Many of the problems experienced by businesses come via email. Network attacks, data breaches, hacks, these are all often started with someone clicking a link in an email or opening an attachment. That’s why having secure email procedures is very important. All attachments should be scanned before opening and ideally, links and attachments shouldn’t be opened on the business server.
Another area to ensure that the site is secure is to use secure hosting or a secure website platform. When you use your website for e-commerce, you are at a greater risk than when it is purely informational or has a blog with no products or services. And companies who offer this often use secure e-commerce platforms or hosting to increase their website security.
Look for platforms that are fully secure and PCI-compliant with their online store checkouts. Make sure they only use PCI-compliant payment processors. Also, ensure your site has an SSL certificate to protect the data on the site. A secure sockets layer or SSL ensures that all data passing between users and the website is encrypted and that it cannot be hacked, interrupted or accessed.
Set up fraud alerts
Setting up fraud alerts is a good way to protect both your business and potential customers as well as saving money in processing fraudulent orders. These tools look for things like:
· Mismatching user information for credit cards
· Repeat orders over a short time for the same customer with different cards
· A difference in shipping and billing addresses
· Chargeback abuse history
· International orders and those from blacklisted countries
The right tools can help with declined and mismatched payment information as well as tagging suspicious orders and also helps with repeat chargeback customers. While they aren’t 100% guaranteed, these tools can greatly reduce fraudulent transactions and save the business money.
The third challenge to consider for the modern business is document management. Cyber criminals have many complex ways to steal data from a business, but the oldest ways still work – finding documents discarded by the business that contain data. That’s why having a clear document management process is very important.
A document management system can be on-site or can be off-site and involves ensuring processes are in place to manage all kinds of documents. The key is that they are protected and securely shredded at the end of their lifespan to make sure hackers and other criminals cannot access the data that they contain.
There are companies who handle shredding and document storage for you so once the process is in place, it is less hands-on. For example, off-site storage allows you to store all business-critical documentation away from the business premises.
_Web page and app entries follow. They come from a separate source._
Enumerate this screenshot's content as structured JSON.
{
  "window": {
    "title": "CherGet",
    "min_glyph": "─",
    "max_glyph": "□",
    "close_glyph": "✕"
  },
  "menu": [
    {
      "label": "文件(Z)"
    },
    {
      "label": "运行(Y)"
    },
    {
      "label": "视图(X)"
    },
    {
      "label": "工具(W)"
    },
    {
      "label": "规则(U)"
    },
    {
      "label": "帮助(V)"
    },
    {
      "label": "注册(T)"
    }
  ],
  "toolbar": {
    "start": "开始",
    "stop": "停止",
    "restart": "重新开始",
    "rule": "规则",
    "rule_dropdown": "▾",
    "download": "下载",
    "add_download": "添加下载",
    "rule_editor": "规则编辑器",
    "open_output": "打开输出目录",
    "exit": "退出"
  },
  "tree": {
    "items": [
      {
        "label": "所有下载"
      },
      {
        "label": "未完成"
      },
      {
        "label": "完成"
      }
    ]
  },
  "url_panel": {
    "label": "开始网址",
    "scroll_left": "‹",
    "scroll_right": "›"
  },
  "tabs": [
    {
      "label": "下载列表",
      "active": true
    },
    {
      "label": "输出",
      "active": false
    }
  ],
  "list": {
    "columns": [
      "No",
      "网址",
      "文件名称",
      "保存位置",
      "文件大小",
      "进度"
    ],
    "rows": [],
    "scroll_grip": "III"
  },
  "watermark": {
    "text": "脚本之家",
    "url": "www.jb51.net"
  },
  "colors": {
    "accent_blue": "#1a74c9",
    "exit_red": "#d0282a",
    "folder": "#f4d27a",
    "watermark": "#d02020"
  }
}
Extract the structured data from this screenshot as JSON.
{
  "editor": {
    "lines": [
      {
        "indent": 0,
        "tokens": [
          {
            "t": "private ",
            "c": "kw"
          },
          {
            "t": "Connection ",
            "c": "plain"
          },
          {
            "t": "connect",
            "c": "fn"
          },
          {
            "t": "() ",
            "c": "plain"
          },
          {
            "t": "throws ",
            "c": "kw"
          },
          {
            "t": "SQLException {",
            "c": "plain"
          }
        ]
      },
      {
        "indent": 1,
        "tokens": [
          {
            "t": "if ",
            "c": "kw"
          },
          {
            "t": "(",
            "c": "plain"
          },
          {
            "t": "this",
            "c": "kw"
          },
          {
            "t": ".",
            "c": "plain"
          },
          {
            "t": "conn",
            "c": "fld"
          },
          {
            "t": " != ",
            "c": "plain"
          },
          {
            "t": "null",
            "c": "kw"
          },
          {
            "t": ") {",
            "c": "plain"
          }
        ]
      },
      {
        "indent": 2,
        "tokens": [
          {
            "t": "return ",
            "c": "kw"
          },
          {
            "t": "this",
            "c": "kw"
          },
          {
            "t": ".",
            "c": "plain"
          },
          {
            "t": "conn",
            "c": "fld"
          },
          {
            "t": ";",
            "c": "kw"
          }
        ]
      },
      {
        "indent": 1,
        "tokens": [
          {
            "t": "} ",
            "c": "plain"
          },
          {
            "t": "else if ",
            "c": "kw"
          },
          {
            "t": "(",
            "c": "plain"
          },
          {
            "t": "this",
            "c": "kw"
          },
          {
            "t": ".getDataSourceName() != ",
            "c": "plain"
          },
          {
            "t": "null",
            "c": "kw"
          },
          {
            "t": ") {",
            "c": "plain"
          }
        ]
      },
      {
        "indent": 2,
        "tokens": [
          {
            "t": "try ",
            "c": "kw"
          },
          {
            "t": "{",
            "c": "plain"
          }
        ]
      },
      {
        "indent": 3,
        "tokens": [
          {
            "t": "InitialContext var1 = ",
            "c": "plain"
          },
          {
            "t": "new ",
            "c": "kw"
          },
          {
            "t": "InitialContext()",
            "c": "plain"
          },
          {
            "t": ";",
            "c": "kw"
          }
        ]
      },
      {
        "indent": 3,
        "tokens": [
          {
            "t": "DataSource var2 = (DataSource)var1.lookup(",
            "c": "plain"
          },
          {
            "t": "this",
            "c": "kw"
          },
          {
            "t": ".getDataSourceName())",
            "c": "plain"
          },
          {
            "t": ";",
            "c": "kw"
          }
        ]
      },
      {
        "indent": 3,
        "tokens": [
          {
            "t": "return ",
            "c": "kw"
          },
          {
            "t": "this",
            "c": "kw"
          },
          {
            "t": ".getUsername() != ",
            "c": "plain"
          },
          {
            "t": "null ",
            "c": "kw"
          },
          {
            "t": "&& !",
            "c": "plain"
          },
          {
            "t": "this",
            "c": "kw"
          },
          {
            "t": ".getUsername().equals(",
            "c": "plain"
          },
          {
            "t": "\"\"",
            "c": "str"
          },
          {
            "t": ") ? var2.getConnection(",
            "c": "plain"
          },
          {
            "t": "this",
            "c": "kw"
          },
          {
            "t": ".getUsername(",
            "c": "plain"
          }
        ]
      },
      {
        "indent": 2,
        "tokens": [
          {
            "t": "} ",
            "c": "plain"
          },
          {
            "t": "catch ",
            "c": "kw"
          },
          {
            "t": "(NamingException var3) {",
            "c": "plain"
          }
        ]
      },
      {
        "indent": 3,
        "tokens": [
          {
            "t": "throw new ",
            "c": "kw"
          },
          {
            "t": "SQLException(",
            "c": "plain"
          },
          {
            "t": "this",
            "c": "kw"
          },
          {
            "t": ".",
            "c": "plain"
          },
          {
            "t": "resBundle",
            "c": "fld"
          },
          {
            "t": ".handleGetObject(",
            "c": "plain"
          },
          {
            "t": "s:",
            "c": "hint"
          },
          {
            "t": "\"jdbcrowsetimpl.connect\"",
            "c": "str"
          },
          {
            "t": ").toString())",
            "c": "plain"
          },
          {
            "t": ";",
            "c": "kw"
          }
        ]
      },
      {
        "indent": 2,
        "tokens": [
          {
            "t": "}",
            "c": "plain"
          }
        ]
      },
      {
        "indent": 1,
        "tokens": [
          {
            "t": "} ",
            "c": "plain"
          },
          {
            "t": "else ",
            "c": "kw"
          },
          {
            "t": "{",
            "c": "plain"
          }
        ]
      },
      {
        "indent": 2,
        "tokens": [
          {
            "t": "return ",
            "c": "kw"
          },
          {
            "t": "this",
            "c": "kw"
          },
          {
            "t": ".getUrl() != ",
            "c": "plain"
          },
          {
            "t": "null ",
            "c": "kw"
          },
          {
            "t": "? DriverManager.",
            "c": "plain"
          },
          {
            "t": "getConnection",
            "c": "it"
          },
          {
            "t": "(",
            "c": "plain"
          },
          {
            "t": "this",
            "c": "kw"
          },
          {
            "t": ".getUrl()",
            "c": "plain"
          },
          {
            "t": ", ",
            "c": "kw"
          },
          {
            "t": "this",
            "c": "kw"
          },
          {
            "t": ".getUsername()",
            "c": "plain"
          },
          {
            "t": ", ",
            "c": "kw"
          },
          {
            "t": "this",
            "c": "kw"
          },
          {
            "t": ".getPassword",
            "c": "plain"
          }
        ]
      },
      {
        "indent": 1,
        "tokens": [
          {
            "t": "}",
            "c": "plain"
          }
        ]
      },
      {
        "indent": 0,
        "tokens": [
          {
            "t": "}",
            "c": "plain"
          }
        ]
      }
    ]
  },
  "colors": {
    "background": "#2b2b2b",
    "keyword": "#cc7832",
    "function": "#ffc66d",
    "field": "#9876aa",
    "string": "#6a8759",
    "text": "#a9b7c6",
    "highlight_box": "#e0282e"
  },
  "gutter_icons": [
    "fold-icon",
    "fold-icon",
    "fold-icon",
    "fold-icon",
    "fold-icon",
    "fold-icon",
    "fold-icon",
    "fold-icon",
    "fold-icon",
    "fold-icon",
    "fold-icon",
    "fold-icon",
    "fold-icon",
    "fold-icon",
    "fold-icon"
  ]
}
There is online management available and a host of different ways to retrieve the data. It is secure at all times and if there was a break-in or a fire at the business property, the documentation would be safe off-site.
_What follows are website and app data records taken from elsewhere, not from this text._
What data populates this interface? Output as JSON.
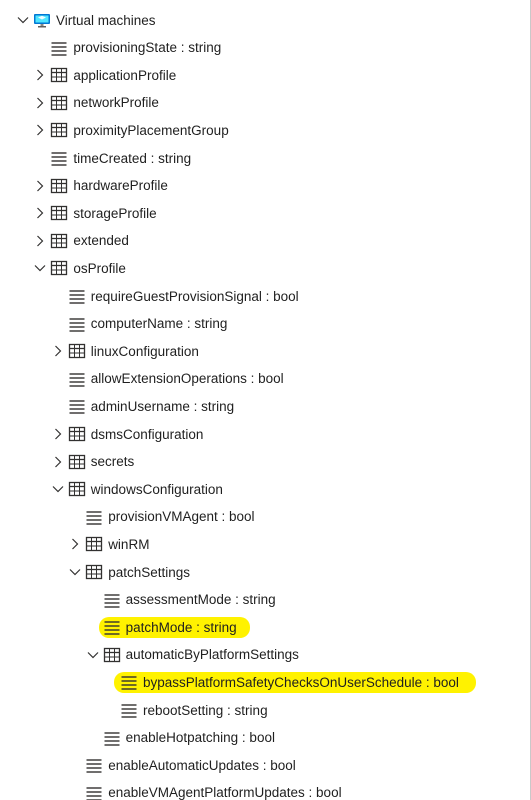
{
  "tree": {
    "nodes": [
      {
        "label": "Virtual machines",
        "depth": 0,
        "kind": "root",
        "chevron": "expanded",
        "name": "tree-root-virtual-machines"
      },
      {
        "label": "provisioningState : string",
        "depth": 1,
        "kind": "field",
        "chevron": "none",
        "name": "tree-field-provisioningstate"
      },
      {
        "label": "applicationProfile",
        "depth": 1,
        "kind": "table",
        "chevron": "collapsed",
        "name": "tree-node-applicationprofile"
      },
      {
        "label": "networkProfile",
        "depth": 1,
        "kind": "table",
        "chevron": "collapsed",
        "name": "tree-node-networkprofile"
      },
      {
        "label": "proximityPlacementGroup",
        "depth": 1,
        "kind": "table",
        "chevron": "collapsed",
        "name": "tree-node-proximityplacementgroup"
      },
      {
        "label": "timeCreated : string",
        "depth": 1,
        "kind": "field",
        "chevron": "none",
        "name": "tree-field-timecreated"
      },
      {
        "label": "hardwareProfile",
        "depth": 1,
        "kind": "table",
        "chevron": "collapsed",
        "name": "tree-node-hardwareprofile"
      },
      {
        "label": "storageProfile",
        "depth": 1,
        "kind": "table",
        "chevron": "collapsed",
        "name": "tree-node-storageprofile"
      },
      {
        "label": "extended",
        "depth": 1,
        "kind": "table",
        "chevron": "collapsed",
        "name": "tree-node-extended"
      },
      {
        "label": "osProfile",
        "depth": 1,
        "kind": "table",
        "chevron": "expanded",
        "name": "tree-node-osprofile"
      },
      {
        "label": "requireGuestProvisionSignal : bool",
        "depth": 2,
        "kind": "field",
        "chevron": "none",
        "name": "tree-field-requireguestprovisionsignal"
      },
      {
        "label": "computerName : string",
        "depth": 2,
        "kind": "field",
        "chevron": "none",
        "name": "tree-field-computername"
      },
      {
        "label": "linuxConfiguration",
        "depth": 2,
        "kind": "table",
        "chevron": "collapsed",
        "name": "tree-node-linuxconfiguration"
      },
      {
        "label": "allowExtensionOperations : bool",
        "depth": 2,
        "kind": "field",
        "chevron": "none",
        "name": "tree-field-allowextensionoperations"
      },
      {
        "label": "adminUsername : string",
        "depth": 2,
        "kind": "field",
        "chevron": "none",
        "name": "tree-field-adminusername"
      },
      {
        "label": "dsmsConfiguration",
        "depth": 2,
        "kind": "table",
        "chevron": "collapsed",
        "name": "tree-node-dsmsconfiguration"
      },
      {
        "label": "secrets",
        "depth": 2,
        "kind": "table",
        "chevron": "collapsed",
        "name": "tree-node-secrets"
      },
      {
        "label": "windowsConfiguration",
        "depth": 2,
        "kind": "table",
        "chevron": "expanded",
        "name": "tree-node-windowsconfiguration"
      },
      {
        "label": "provisionVMAgent : bool",
        "depth": 3,
        "kind": "field",
        "chevron": "none",
        "name": "tree-field-provisionvmagent"
      },
      {
        "label": "winRM",
        "depth": 3,
        "kind": "table",
        "chevron": "collapsed",
        "name": "tree-node-winrm"
      },
      {
        "label": "patchSettings",
        "depth": 3,
        "kind": "table",
        "chevron": "expanded",
        "name": "tree-node-patchsettings"
      },
      {
        "label": "assessmentMode : string",
        "depth": 4,
        "kind": "field",
        "chevron": "none",
        "name": "tree-field-assessmentmode"
      },
      {
        "label": "patchMode : string",
        "depth": 4,
        "kind": "field",
        "chevron": "none",
        "highlight": "mid",
        "name": "tree-field-patchmode"
      },
      {
        "label": "automaticByPlatformSettings",
        "depth": 4,
        "kind": "table",
        "chevron": "expanded",
        "name": "tree-node-automaticbyplatformsettings"
      },
      {
        "label": "bypassPlatformSafetyChecksOnUserSchedule : bool",
        "depth": 5,
        "kind": "field",
        "chevron": "none",
        "highlight": "wide",
        "name": "tree-field-bypassplatformsafetychecksonuserschedule"
      },
      {
        "label": "rebootSetting : string",
        "depth": 5,
        "kind": "field",
        "chevron": "none",
        "name": "tree-field-rebootsetting"
      },
      {
        "label": "enableHotpatching : bool",
        "depth": 4,
        "kind": "field",
        "chevron": "none",
        "name": "tree-field-enablehotpatching"
      },
      {
        "label": "enableAutomaticUpdates : bool",
        "depth": 3,
        "kind": "field",
        "chevron": "none",
        "name": "tree-field-enableautomaticupdates"
      },
      {
        "label": "enableVMAgentPlatformUpdates : bool",
        "depth": 3,
        "kind": "field",
        "chevron": "none",
        "name": "tree-field-enablevmagentplatformupdates"
      }
    ]
  },
  "icons": {
    "root": "virtual-machine-icon",
    "table": "table-icon",
    "field": "field-lines-icon",
    "expanded": "chevron-down-icon",
    "collapsed": "chevron-right-icon"
  },
  "colors": {
    "highlight": "#fff200",
    "text": "#1f1f1f",
    "icon": "#323130",
    "vm_blue": "#0078d4"
  }
}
Backup tape storage
Backing up all data is a key part of protecting a business but where should those backup tapes be stored? A good tip in document management systems is to have them stored off-site. Like the documents themselves, these tapes can be stored at a special, secure facility with easy access if they are required. This means the tapes are protected, secure and in environmentally controlled facilities that means there is no degradation.
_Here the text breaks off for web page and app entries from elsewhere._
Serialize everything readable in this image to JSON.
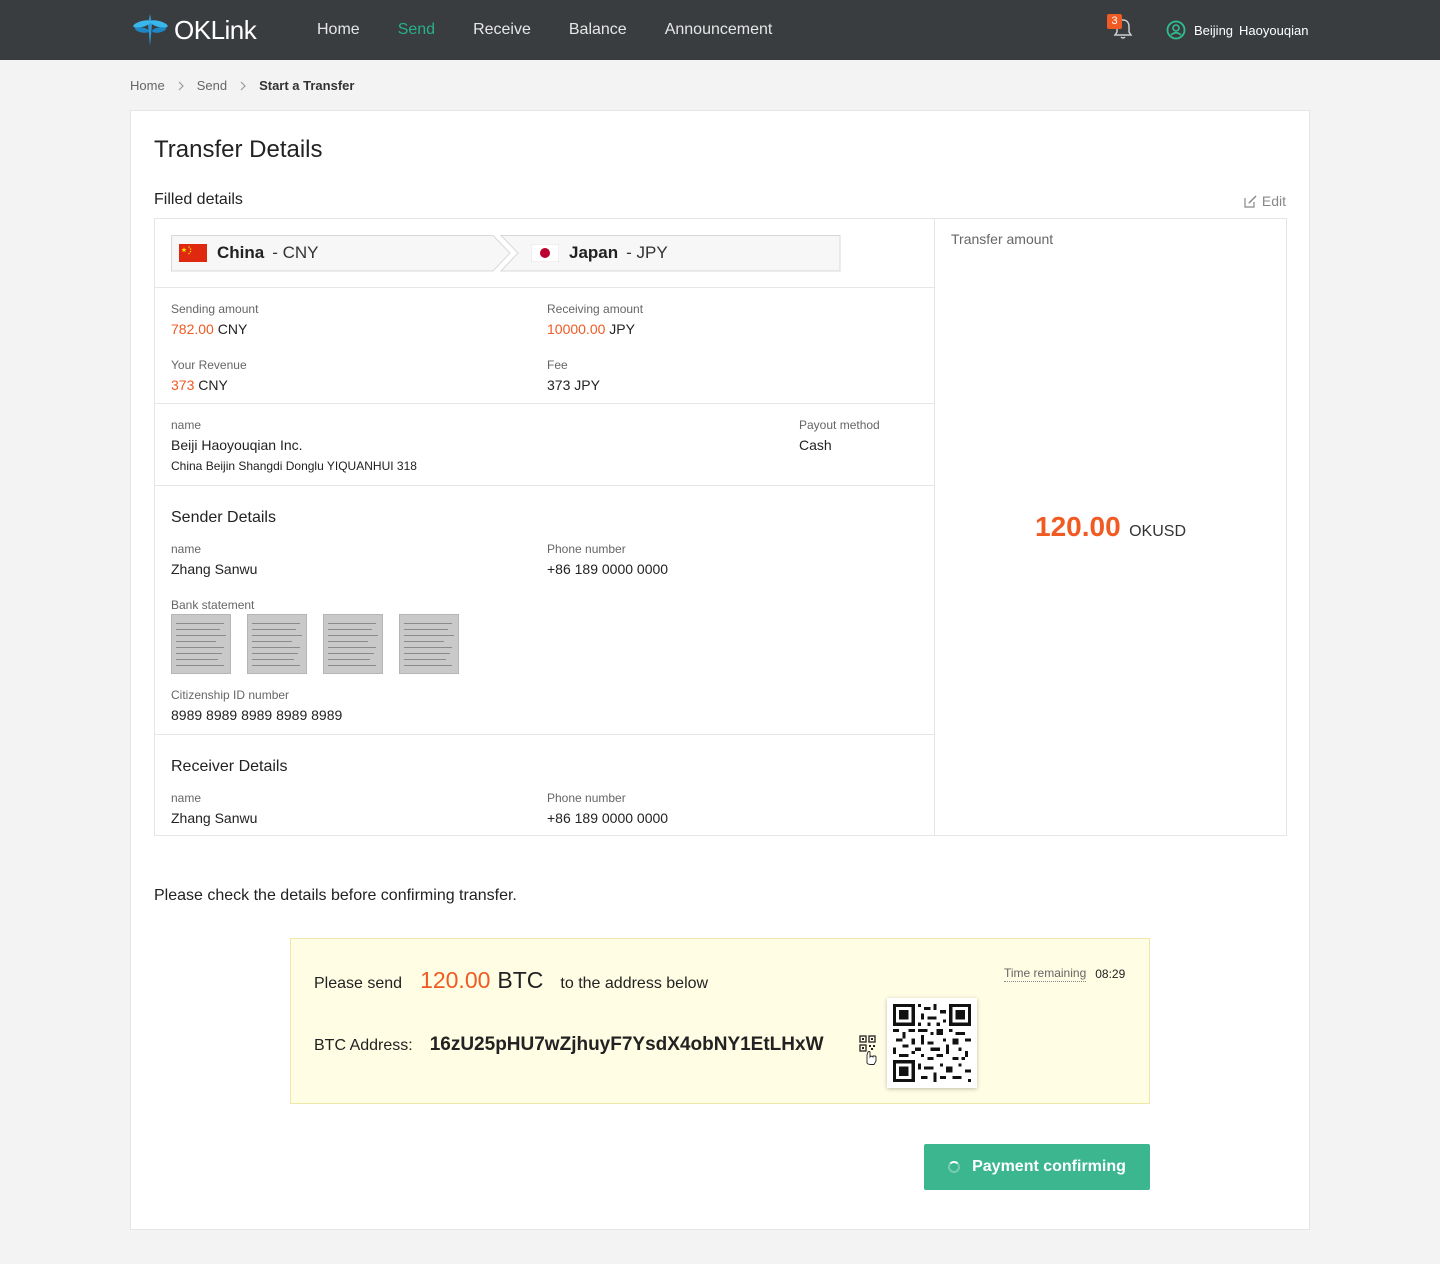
{
  "nav": {
    "logo_text": "OKLink",
    "items": [
      {
        "label": "Home",
        "active": false
      },
      {
        "label": "Send",
        "active": true
      },
      {
        "label": "Receive",
        "active": false
      },
      {
        "label": "Balance",
        "active": false
      },
      {
        "label": "Announcement",
        "active": false
      }
    ],
    "notification_count": "3",
    "user_first": "Beijing",
    "user_last": "Haoyouqian"
  },
  "breadcrumb": {
    "home": "Home",
    "send": "Send",
    "current": "Start a Transfer",
    "separator_icon": "chevron-right-icon"
  },
  "page": {
    "title": "Transfer Details",
    "filled_label": "Filled details",
    "edit_label": "Edit"
  },
  "route": {
    "from_country": "China",
    "from_currency": "- CNY",
    "to_country": "Japan",
    "to_currency": "- JPY"
  },
  "amounts": {
    "sending_label": "Sending amount",
    "sending_value": "782.00",
    "sending_currency": "CNY",
    "receiving_label": "Receiving amount",
    "receiving_value": "10000.00",
    "receiving_currency": "JPY",
    "revenue_label": "Your Revenue",
    "revenue_value": "373",
    "revenue_currency": "CNY",
    "fee_label": "Fee",
    "fee_value": "373 JPY"
  },
  "payee": {
    "name_label": "name",
    "name": "Beiji Haoyouqian Inc.",
    "address": "China  Beijin  Shangdi Donglu YIQUANHUI 318",
    "payout_label": "Payout method",
    "payout_value": "Cash"
  },
  "sender": {
    "title": "Sender Details",
    "name_label": "name",
    "name": "Zhang Sanwu",
    "phone_label": "Phone number",
    "phone": "+86 189 0000 0000",
    "bank_label": "Bank statement",
    "id_label": "Citizenship ID number",
    "id_value": "8989 8989 8989 8989 8989"
  },
  "receiver": {
    "title": "Receiver Details",
    "name_label": "name",
    "name": "Zhang Sanwu",
    "phone_label": "Phone number",
    "phone": "+86 189 0000 0000"
  },
  "summary": {
    "label": "Transfer amount",
    "value": "120.00",
    "unit": "OKUSD"
  },
  "check_note": "Please check the details before confirming transfer.",
  "payment": {
    "prefix": "Please send",
    "amount": "120.00",
    "currency": "BTC",
    "suffix": "to the address below",
    "time_label": "Time remaining",
    "time_value": "08:29",
    "address_label": "BTC Address:",
    "address": "16zU25pHU7wZjhuyF7YsdX4obNY1EtLHxW"
  },
  "confirm_button": "Payment confirming",
  "colors": {
    "accent_green": "#27b08a",
    "button_green": "#3bb68e",
    "highlight_orange": "#f05a23",
    "topbar": "#3a3d40",
    "pay_box_bg": "#fffde3"
  }
}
A final component in document management is asset tracking. This involves tracking assets of the business, including those that store data. It involves knowing where they are, what they are and whether they are onsite or offsite. Using specialist software ensures that assets can always be easily located and monitored.
Combating cyber criminals
Sadly, the need to combat cyber criminals isn’t one going away and as they become more sophisticated, so too are the measures businesses need to combat them. But with solid practices, a clear idea of the challenges and staff that are briefed on what they need to do, you can reduce your risks greatly.
For more information on our document management services, simply get in touch or visit our website.